## Task to carry out:
Each line from the one holding "What data populates" to the last line of the listing must be set down exactly. No pictures are to be included.

═════ Input records

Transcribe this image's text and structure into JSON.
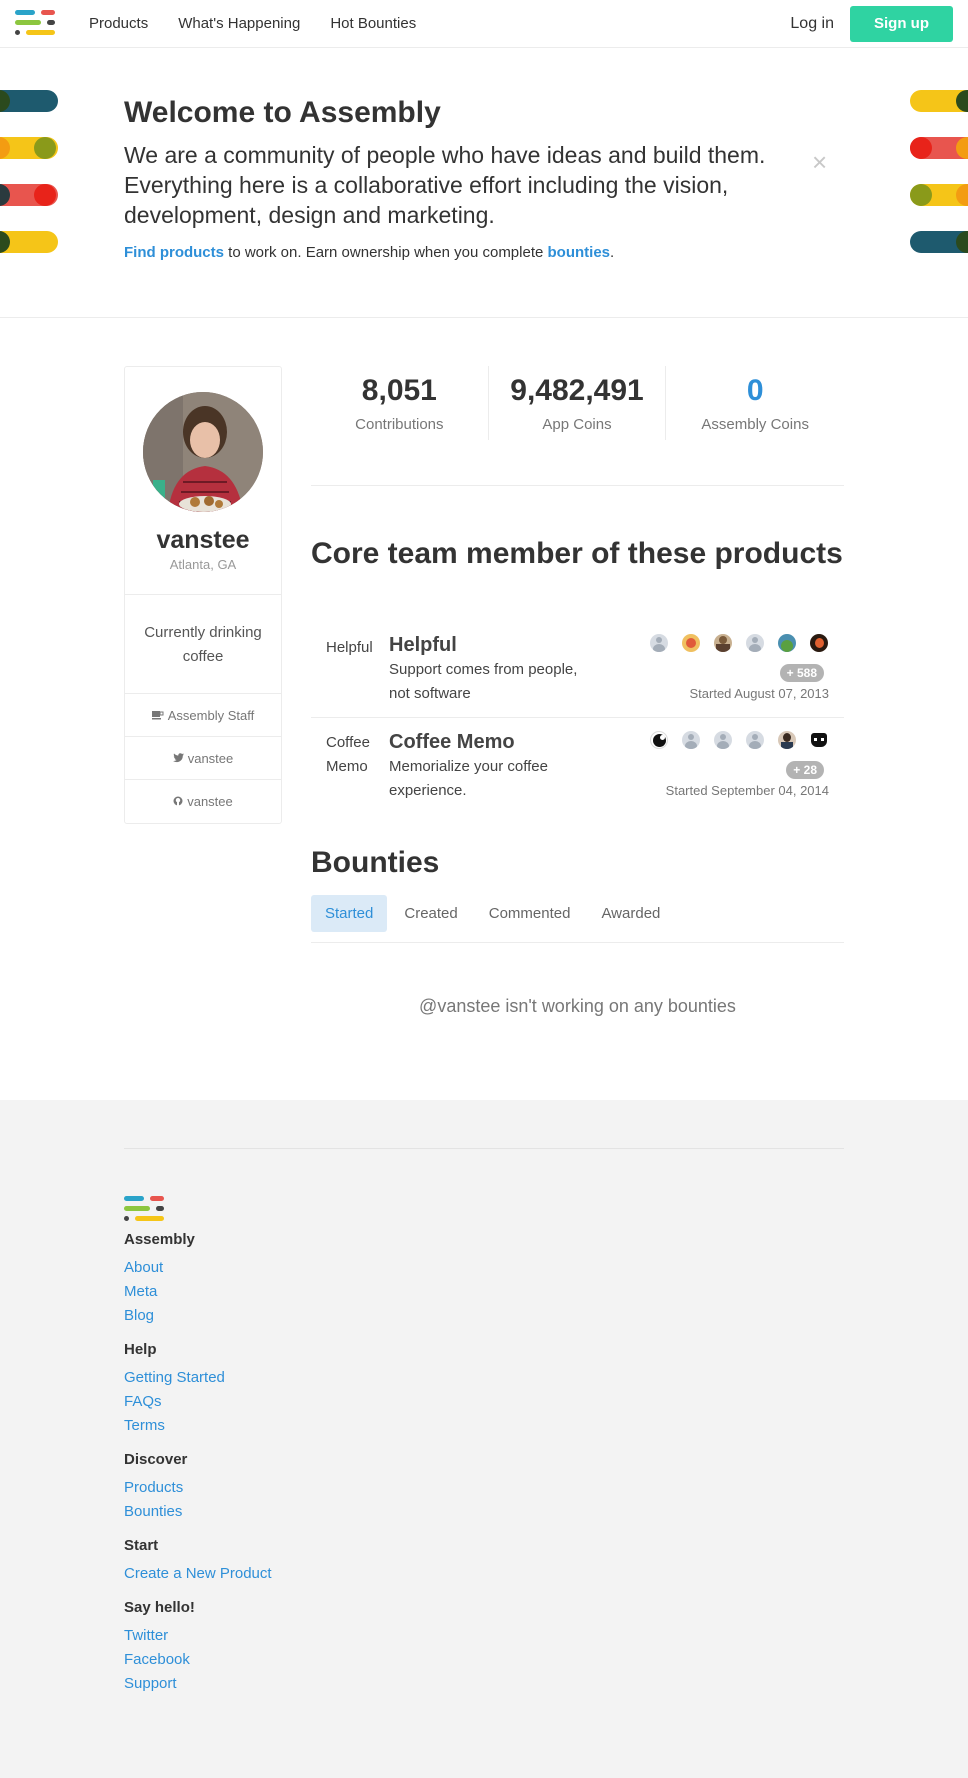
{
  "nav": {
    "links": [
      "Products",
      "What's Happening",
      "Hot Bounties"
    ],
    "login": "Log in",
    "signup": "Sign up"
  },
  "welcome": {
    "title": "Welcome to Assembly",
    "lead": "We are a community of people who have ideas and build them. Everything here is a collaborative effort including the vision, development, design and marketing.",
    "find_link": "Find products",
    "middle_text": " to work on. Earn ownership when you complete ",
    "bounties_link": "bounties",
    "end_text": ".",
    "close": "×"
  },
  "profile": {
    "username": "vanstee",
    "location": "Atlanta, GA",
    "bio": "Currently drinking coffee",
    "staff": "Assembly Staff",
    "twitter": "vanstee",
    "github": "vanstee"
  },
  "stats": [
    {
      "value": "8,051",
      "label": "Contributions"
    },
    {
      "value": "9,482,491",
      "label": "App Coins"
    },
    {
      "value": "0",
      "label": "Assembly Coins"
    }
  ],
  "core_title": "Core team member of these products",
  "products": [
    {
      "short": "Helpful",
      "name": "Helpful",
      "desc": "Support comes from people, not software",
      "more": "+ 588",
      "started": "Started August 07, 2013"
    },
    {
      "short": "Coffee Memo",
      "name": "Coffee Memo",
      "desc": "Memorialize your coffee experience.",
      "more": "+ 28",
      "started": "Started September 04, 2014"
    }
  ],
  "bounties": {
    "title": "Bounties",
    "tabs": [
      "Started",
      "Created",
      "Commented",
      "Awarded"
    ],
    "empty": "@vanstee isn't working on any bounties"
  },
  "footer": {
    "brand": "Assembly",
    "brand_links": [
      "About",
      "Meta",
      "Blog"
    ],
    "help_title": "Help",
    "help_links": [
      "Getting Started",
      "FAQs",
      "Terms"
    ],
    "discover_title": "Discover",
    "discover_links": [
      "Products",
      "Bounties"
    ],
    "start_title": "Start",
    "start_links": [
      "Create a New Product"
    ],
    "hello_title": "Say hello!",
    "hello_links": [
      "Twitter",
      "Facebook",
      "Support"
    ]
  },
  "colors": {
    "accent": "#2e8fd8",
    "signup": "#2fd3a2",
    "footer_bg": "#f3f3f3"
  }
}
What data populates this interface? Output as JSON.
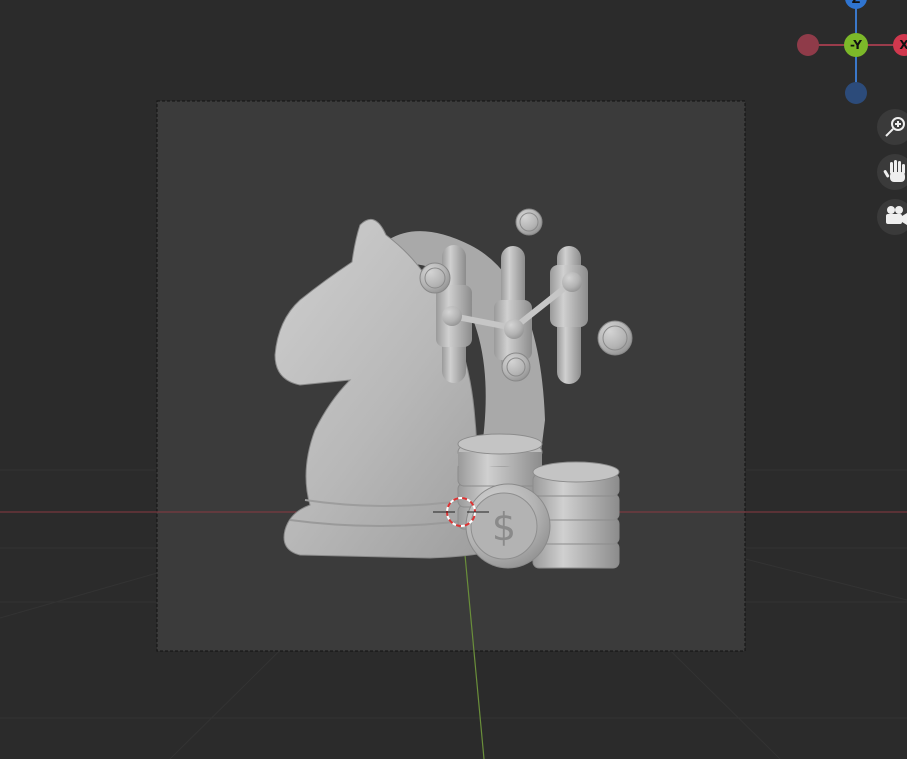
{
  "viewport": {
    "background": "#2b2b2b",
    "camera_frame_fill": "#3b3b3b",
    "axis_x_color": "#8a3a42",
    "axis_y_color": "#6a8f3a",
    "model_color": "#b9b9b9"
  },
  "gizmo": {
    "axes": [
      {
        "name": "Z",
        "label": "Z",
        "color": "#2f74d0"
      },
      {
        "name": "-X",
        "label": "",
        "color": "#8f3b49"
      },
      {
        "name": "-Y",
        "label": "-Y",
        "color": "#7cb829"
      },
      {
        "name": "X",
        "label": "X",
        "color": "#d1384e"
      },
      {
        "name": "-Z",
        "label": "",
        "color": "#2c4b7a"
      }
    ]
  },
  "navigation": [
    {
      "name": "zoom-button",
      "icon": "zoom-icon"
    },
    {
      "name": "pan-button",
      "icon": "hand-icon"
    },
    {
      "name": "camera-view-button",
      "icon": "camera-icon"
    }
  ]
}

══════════

## Written response:
What data populates this interface? Output as JSON.
{
  "viewport": {
    "background": "#2b2b2b",
    "camera_frame_fill": "#3b3b3b",
    "axis_x_color": "#8a3a42",
    "axis_y_color": "#6a8f3a",
    "model_color": "#b9b9b9"
  },
  "gizmo": {
    "axes": [
      {
        "name": "Z",
        "label": "Z",
        "color": "#2f74d0"
      },
      {
        "name": "-X",
        "label": "",
        "color": "#8f3b49"
      },
      {
        "name": "-Y",
        "label": "-Y",
        "color": "#7cb829"
      },
      {
        "name": "X",
        "label": "X",
        "color": "#d1384e"
      },
      {
        "name": "-Z",
        "label": "",
        "color": "#2c4b7a"
      }
    ]
  },
  "navigation": [
    {
      "name": "zoom-button",
      "icon": "zoom-icon"
    },
    {
      "name": "pan-button",
      "icon": "hand-icon"
    },
    {
      "name": "camera-view-button",
      "icon": "camera-icon"
    }
  ]
}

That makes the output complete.